In 2017, I began to train for the Asian Benchpress Open, which was to be held at a hotel in Quezon City. The journey to reaching powerlifting goals was not easy, more so because we had much work in the Lifestyle section (of course, that was the priority). I would train (as in, buhat ng bakal) four times a week with Rene Dio, who was preparing me to lift some records for my weight class.

The year before, Hidilyn won silver in the Rio Olympics — another cause for celebration — helping me train harder to reach my own powerlifting goals.

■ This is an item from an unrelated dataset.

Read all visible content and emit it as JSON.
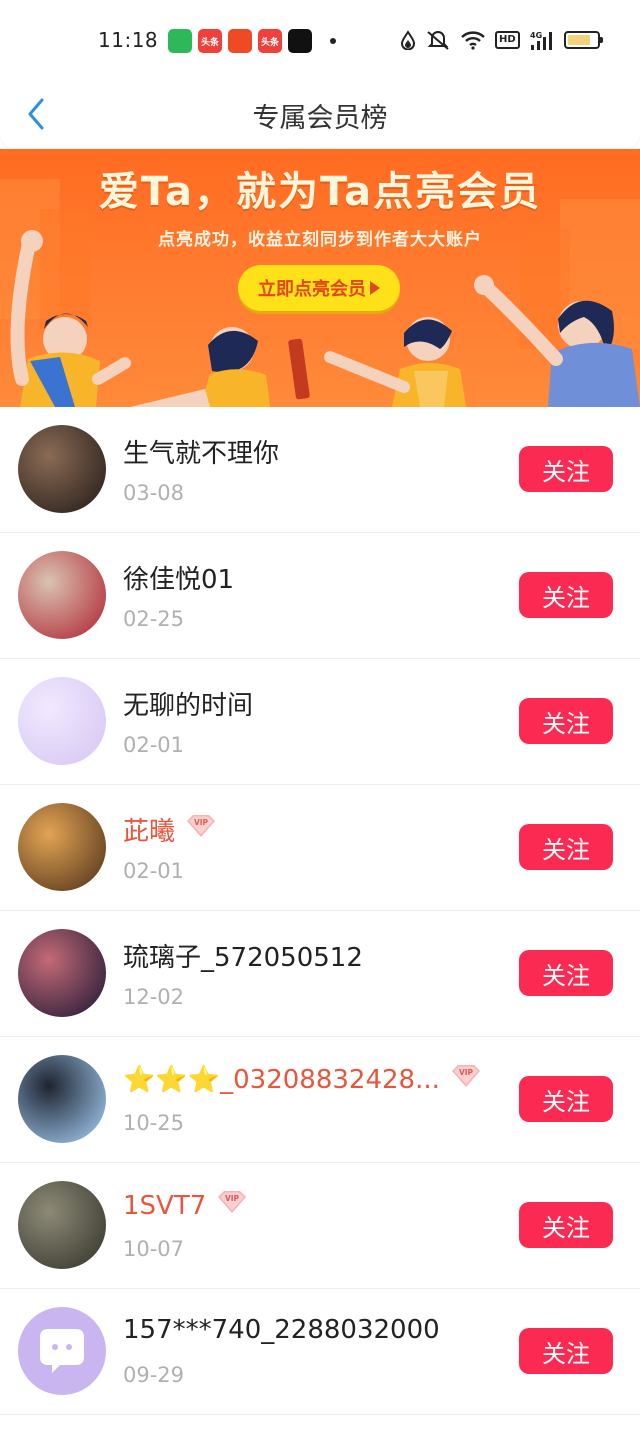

  Diaz won the silver medal during the competition at the 2016 Summer Olympics in Rio de Janeiro. (AP/Mike Groll)

“Ang lakas niya,” was a constant phrase in Gold’s Gym, where we trained as we spoke about Diaz’s achievement. Inspired by Hidilyn, I did reach my goals and even won best lifter in my Master 2 class at the age of 54.

Since then, my life was overtaken by the death of my mother in 2019, and then the pandemic closed the gyms where I did my training.

So I watched with mouth agape and heart pounding that fateful July night when Hidilyn brought home the gold. She truly has a champion’s heart. Thanks to her, I look forward to the day I can return to the gym, see my trainer… and start training for Master 3 class 56-60.

For now, I watch Hidilyn and jump for joy.